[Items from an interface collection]
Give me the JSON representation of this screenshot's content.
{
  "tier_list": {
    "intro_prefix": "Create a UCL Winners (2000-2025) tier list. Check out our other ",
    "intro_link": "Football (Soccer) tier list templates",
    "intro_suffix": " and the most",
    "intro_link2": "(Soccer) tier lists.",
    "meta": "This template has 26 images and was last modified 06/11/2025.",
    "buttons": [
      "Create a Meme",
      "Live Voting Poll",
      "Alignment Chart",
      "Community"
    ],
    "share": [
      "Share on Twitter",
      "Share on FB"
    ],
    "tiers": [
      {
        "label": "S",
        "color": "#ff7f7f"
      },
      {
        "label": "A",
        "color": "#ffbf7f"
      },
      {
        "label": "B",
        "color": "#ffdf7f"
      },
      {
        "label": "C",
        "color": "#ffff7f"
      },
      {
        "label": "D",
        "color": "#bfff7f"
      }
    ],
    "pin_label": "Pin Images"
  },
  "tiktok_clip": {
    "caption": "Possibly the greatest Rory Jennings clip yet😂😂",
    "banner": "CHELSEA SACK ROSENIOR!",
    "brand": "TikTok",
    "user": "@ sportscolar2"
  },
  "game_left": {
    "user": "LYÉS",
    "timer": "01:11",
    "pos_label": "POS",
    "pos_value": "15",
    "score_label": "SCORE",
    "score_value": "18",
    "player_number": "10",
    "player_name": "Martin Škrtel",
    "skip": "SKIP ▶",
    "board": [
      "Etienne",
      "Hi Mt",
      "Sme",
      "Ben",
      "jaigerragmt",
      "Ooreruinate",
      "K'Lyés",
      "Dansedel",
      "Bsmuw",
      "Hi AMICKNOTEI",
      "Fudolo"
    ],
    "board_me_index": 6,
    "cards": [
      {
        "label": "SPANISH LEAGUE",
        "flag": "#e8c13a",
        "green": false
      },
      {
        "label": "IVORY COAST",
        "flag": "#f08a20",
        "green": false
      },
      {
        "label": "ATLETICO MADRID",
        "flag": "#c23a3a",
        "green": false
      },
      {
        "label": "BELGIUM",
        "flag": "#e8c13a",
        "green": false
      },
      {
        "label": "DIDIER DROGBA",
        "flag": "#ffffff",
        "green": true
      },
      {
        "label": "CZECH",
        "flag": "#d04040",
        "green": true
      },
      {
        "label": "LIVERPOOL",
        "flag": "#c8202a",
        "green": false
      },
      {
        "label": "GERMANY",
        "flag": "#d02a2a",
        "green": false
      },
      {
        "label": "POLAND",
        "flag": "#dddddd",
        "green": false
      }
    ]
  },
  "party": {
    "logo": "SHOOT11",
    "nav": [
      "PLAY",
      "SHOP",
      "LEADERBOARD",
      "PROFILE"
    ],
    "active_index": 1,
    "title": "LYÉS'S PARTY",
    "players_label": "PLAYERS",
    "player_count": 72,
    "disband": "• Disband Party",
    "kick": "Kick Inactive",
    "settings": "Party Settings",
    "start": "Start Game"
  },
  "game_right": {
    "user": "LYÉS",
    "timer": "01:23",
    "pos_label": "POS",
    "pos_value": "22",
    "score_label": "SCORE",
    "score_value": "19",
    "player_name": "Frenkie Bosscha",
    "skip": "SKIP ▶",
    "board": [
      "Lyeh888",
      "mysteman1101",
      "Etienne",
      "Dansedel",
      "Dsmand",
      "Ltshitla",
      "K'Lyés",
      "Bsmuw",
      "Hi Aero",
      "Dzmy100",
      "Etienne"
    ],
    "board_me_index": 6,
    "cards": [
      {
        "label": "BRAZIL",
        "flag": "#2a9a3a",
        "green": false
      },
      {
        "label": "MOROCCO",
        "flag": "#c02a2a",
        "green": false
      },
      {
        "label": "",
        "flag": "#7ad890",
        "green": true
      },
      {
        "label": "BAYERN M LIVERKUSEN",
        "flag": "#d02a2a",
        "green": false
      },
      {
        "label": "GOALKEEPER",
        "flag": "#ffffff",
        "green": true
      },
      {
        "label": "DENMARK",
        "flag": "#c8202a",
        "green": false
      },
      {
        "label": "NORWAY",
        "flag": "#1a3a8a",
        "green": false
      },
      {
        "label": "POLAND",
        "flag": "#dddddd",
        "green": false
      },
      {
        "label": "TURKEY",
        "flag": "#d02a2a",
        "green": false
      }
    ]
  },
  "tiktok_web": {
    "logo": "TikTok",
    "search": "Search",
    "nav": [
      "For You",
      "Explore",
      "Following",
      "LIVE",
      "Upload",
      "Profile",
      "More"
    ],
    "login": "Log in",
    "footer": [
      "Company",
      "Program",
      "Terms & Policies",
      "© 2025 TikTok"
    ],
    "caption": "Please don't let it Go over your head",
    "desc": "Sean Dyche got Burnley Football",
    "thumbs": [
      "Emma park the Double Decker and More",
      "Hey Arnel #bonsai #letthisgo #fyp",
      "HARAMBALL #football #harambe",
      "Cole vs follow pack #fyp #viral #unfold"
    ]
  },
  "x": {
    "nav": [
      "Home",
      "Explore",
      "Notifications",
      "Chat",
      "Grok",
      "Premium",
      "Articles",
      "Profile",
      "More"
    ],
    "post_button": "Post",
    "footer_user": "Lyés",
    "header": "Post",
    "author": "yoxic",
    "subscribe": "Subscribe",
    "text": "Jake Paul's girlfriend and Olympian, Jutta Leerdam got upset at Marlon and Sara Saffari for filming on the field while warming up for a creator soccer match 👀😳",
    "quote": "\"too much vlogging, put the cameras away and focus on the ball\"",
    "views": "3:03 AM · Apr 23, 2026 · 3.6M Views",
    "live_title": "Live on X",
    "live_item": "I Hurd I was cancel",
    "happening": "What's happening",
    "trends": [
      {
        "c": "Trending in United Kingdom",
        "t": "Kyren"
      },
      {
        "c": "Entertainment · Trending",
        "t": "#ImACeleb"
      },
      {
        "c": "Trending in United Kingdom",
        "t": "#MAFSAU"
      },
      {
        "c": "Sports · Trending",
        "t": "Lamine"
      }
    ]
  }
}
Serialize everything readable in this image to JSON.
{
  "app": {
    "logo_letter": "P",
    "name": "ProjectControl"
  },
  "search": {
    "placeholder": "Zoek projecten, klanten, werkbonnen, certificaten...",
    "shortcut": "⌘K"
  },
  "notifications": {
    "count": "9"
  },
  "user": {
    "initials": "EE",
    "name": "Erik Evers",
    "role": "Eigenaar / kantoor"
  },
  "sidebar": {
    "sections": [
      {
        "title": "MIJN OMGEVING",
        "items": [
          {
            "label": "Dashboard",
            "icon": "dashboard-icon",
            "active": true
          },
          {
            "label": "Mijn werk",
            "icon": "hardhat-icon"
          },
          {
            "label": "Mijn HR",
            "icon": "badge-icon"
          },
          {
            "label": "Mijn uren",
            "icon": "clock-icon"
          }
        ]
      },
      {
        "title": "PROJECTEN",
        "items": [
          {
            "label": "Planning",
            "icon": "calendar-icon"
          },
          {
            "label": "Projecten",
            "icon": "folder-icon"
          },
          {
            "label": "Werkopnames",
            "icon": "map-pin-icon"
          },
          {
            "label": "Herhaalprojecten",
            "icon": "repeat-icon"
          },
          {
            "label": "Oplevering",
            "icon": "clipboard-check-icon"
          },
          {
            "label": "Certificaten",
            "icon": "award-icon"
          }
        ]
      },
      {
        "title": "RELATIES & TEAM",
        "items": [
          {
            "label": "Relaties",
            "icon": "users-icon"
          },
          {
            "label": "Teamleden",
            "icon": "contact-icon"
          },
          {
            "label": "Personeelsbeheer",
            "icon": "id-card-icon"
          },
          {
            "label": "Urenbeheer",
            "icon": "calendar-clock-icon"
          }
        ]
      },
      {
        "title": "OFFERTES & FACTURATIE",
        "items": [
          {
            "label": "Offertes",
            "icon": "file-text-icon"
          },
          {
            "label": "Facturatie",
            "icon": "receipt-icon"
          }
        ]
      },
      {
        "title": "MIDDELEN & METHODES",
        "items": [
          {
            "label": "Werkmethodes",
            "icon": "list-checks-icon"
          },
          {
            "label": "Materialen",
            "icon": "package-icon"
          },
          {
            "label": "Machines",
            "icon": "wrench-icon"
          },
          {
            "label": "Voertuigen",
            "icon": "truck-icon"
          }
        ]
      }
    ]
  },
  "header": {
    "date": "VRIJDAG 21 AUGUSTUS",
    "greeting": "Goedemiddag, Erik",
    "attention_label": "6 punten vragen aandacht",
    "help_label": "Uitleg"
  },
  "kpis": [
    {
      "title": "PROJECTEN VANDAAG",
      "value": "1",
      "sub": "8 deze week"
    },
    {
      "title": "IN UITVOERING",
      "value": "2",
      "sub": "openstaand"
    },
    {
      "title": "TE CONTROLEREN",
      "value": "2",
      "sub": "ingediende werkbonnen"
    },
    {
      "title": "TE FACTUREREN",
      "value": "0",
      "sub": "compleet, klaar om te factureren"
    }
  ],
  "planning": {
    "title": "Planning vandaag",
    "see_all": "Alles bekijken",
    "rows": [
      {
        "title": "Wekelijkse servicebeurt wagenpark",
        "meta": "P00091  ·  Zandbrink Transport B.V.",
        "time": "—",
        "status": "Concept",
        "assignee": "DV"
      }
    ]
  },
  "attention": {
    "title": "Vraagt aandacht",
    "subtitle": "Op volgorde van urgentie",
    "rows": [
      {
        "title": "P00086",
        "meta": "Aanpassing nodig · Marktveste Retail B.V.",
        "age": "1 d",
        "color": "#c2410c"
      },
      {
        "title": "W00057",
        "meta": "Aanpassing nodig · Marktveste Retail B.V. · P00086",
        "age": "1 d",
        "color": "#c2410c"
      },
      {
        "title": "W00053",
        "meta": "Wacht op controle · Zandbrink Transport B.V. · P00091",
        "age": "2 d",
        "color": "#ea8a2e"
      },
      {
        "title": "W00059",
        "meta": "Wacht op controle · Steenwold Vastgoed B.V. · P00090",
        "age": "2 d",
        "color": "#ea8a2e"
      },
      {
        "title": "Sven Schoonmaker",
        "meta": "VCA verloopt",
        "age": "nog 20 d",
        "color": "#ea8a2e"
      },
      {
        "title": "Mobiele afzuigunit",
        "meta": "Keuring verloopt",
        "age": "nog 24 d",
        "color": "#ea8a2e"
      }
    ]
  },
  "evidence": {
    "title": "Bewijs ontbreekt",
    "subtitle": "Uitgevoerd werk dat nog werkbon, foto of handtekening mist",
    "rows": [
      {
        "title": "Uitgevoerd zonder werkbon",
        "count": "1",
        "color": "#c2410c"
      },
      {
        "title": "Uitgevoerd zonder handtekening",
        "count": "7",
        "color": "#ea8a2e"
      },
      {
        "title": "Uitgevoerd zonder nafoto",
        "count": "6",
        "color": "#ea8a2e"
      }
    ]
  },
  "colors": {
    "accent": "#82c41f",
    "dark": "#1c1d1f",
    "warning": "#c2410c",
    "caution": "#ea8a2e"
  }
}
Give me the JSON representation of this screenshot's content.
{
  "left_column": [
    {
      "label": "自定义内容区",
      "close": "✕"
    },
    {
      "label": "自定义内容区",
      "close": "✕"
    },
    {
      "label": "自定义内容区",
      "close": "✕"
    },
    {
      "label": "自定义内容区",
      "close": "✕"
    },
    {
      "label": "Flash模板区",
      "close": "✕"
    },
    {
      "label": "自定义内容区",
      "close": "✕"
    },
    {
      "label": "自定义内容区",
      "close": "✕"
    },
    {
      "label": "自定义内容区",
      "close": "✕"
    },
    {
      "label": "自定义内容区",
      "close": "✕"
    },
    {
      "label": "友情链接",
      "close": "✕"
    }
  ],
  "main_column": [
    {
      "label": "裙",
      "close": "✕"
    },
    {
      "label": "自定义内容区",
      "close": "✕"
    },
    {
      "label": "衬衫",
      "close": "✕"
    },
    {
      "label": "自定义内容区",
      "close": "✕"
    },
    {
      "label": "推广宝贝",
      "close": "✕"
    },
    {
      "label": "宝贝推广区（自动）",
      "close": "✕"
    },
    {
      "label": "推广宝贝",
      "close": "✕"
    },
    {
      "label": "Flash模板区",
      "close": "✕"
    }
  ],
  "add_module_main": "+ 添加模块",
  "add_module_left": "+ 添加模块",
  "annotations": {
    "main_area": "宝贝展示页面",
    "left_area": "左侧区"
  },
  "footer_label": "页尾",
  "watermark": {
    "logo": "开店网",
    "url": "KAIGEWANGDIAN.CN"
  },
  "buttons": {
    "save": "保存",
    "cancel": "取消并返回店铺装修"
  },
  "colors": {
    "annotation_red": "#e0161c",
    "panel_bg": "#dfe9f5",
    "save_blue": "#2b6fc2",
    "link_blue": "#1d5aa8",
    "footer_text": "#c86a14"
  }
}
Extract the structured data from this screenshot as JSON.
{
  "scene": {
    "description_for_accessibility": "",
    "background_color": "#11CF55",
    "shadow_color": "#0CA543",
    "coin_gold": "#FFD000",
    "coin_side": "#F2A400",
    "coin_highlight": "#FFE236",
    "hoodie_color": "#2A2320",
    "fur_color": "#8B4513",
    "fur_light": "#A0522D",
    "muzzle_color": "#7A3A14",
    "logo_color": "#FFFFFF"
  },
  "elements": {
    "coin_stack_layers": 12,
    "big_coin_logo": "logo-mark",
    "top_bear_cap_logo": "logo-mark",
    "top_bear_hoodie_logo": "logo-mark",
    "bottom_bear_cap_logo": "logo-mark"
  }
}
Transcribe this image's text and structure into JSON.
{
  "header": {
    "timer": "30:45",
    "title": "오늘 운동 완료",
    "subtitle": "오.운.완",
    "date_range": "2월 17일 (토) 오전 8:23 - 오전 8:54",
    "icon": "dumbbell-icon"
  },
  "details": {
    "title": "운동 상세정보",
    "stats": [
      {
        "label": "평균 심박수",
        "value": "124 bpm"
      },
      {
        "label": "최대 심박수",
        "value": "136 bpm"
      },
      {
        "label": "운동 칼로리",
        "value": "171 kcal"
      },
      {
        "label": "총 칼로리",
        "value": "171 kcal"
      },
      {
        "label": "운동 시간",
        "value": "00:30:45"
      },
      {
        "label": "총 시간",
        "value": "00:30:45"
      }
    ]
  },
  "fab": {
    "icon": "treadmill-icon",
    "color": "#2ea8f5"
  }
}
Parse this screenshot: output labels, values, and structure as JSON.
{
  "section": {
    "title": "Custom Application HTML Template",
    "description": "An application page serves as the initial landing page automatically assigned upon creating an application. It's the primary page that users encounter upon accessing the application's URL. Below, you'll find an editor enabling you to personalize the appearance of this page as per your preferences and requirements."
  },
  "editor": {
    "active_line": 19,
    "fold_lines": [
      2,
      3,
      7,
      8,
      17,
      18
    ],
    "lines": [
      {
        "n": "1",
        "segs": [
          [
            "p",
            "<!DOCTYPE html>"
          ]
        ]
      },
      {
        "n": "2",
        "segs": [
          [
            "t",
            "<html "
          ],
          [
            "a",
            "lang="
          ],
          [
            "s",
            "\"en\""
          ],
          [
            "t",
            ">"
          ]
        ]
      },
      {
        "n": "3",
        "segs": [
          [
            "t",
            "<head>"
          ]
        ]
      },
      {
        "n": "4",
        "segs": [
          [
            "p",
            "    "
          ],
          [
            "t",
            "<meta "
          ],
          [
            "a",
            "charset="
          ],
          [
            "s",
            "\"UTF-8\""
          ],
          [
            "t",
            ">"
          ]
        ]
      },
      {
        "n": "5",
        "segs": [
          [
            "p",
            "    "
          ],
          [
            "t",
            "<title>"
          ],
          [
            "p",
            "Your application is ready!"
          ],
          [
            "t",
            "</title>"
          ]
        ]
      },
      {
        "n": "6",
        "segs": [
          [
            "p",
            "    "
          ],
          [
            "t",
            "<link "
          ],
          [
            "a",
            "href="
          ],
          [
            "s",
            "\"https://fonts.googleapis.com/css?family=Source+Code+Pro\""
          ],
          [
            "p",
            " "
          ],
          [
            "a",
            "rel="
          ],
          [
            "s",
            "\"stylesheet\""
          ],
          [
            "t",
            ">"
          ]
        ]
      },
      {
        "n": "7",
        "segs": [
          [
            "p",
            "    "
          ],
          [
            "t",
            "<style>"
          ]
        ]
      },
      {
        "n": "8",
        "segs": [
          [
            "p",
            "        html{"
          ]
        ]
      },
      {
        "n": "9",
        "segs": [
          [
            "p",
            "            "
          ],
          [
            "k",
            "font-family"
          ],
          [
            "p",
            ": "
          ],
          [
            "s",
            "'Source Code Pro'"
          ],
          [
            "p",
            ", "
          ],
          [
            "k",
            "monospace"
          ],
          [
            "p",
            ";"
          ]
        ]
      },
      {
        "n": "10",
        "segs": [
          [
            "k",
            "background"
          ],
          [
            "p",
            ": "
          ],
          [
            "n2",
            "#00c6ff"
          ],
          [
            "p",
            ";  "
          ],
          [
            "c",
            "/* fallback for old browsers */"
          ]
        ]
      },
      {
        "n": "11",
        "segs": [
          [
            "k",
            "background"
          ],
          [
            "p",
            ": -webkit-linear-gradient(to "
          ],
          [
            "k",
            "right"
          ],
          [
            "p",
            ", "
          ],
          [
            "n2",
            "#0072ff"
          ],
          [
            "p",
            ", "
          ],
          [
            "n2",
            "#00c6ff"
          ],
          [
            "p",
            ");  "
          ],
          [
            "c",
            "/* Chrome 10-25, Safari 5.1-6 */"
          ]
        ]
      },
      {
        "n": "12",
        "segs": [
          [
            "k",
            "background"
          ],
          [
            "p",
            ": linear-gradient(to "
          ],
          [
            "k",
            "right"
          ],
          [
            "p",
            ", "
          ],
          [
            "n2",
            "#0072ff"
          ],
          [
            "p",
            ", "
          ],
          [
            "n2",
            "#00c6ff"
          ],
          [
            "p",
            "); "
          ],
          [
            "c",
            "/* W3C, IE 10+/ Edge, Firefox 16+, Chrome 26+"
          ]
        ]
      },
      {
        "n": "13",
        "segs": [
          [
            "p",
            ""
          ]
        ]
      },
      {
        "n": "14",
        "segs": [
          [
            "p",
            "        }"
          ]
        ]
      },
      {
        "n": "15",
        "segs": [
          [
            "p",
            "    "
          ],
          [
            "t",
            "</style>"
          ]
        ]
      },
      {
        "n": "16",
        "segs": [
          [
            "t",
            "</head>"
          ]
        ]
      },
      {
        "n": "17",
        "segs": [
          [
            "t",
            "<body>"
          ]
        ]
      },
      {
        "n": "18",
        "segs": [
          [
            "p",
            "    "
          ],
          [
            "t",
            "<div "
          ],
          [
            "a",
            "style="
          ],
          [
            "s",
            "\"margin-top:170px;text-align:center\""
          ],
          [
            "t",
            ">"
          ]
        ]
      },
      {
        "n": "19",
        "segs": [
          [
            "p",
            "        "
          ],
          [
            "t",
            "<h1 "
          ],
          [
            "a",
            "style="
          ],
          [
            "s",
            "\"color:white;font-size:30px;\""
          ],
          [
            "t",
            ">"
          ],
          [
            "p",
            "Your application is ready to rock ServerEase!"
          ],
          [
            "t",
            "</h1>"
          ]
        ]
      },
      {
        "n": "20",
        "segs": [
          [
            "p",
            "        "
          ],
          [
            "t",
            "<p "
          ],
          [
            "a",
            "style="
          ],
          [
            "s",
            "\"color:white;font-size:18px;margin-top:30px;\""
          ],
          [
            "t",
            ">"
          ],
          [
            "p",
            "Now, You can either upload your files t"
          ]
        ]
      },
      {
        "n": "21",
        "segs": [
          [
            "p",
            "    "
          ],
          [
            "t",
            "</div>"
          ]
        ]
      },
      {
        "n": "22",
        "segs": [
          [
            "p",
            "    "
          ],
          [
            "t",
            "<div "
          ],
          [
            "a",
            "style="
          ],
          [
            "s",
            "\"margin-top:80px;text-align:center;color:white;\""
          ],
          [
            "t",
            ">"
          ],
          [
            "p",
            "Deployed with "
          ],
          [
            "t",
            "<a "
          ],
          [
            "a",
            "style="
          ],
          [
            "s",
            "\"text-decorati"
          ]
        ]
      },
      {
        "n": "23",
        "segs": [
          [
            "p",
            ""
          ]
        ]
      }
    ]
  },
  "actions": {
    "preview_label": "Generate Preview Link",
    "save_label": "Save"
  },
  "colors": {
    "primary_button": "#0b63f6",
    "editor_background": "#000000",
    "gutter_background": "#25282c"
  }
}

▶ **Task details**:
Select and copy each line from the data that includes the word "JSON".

▶ **Answer space**:
Give me the JSON representation of this screenshot's content.
Serialize everything readable in this image to JSON.
Give me the JSON representation of this screenshot's content.
Extract the structured data from this screenshot as JSON.
Transcribe this image's text and structure into JSON.
Parse this screenshot: output labels, values, and structure as JSON.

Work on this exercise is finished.